Don’t worry! You can still exercise those leg muscles, and show them all you care both about your health and the environment. 300 rent-a-bike points have opened up in Moscow and have been operating successfully for a few years now, which is nice for those of us who come from London, Paris, or just about every major city worldwide, which all have such schemes.

In Moscow, you have to pay a deposit first, then it’s pay as you go. You can register online, or at a terminal, which each pick up point has. In either case you need to pay a deposit of 1,200 roubles for a season (May 1st to 31st October), 600 for a month (30 days), or 150 roubles for 24 hours. That’s just the standard charge, then you pay an hourly rate on top of that, from 30 roubles for an hour, to 3,000 roubles for 48 hours. All the details are on the ‘velobike’ site, however only the registration part is in English.

To register on line, go to www.velobike.ru/en and hit the red button at the bottom that says ‘directly.’ You register with your name, email and mobile number. Then you wait to receive your login and password. After that, you pay a refundable deposit and book your ride.

On line booking works faster than if you book at one of the payment terminals. Once you have your login and password and have paid your rental charge, you type them in (the login and password) on the keyboard of any of the bikes’ handlebars and you are away. So DON’T LOSE YOUR LOGIN AND PASSWORD! I did last summer and had to start all over again. See where the nearest pick-up and drop-off destinations are online first.
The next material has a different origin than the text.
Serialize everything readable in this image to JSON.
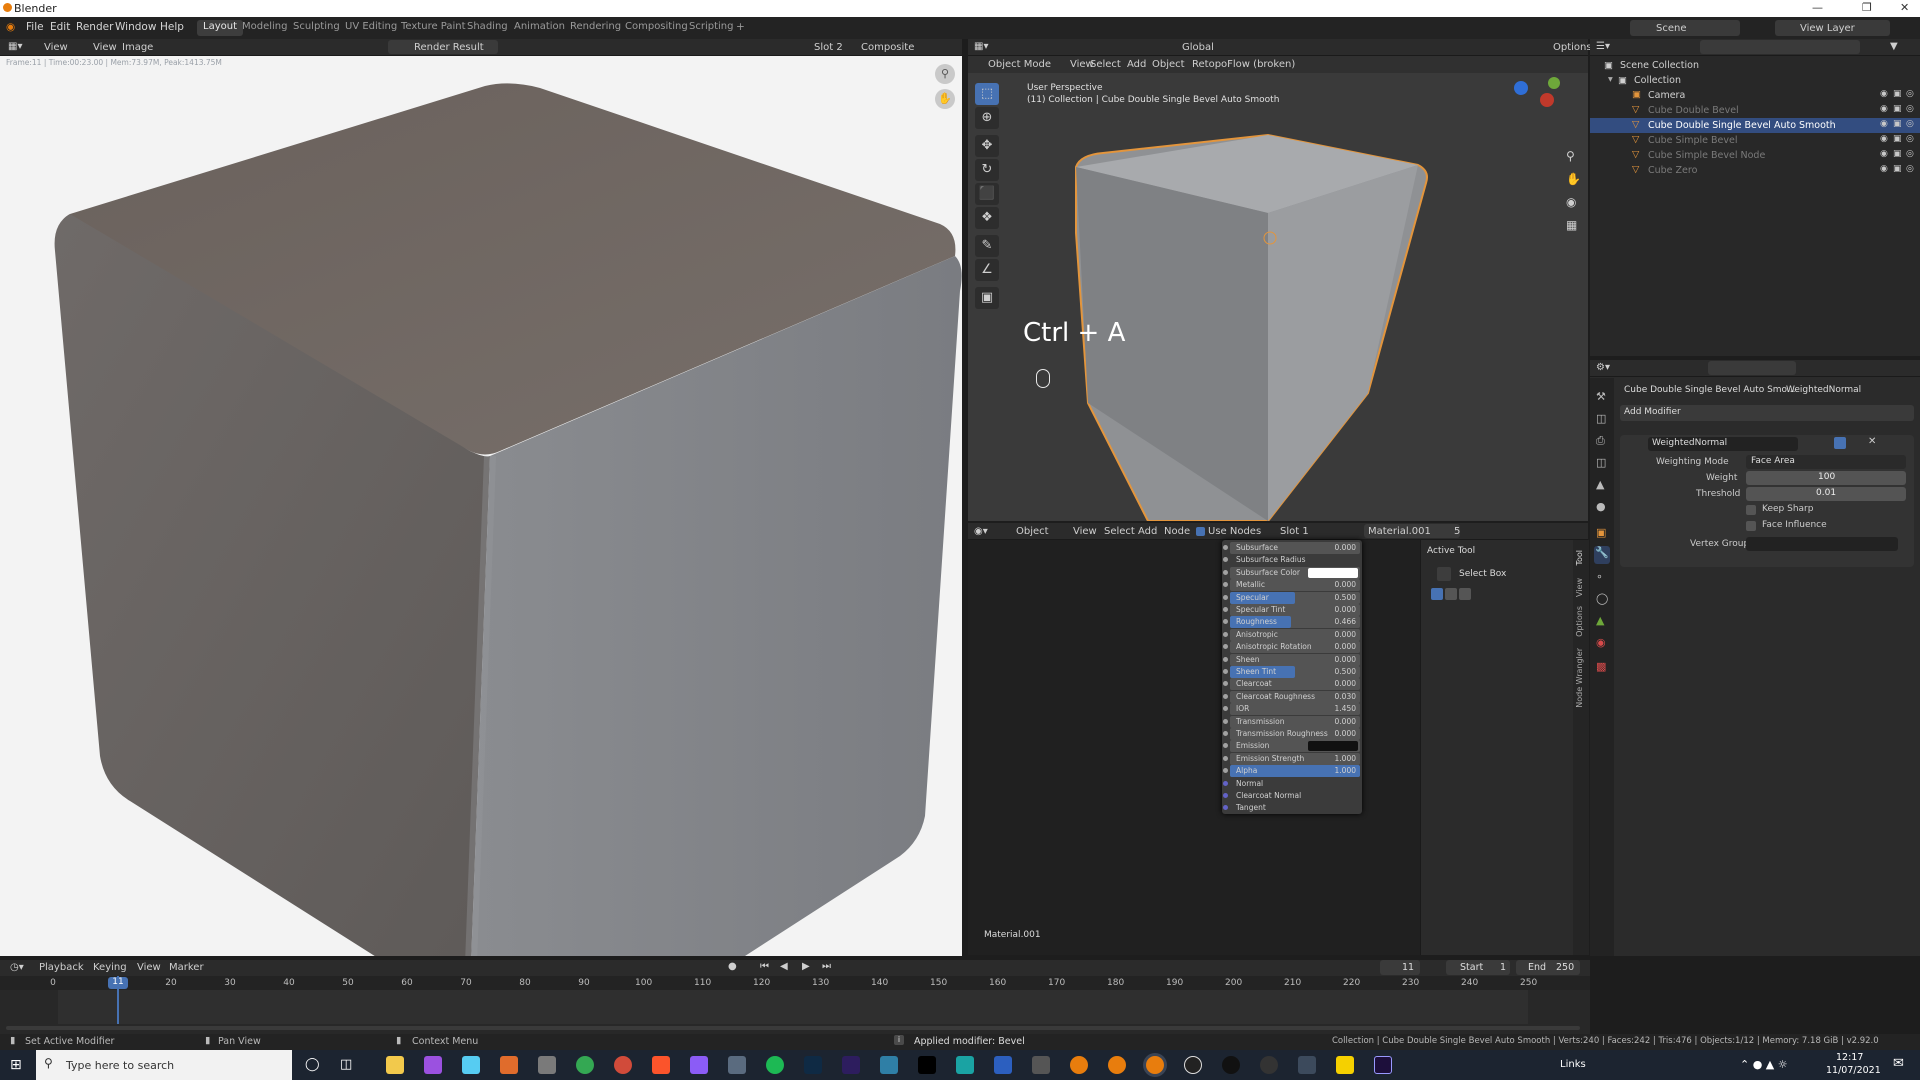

You can download Apps for your smartphone, but they are not in English.

The bikes are a bit chunky, but feel solid and reliable. There are more and more cyclists on the roads now in Moscow and cycling here is probably as safe as in any other large city world-wide, although you may have to overcome a slight fear barrier the first time you head out into the open (crowded) road.

Enjoy the good weather whilst it lasts and get cycling!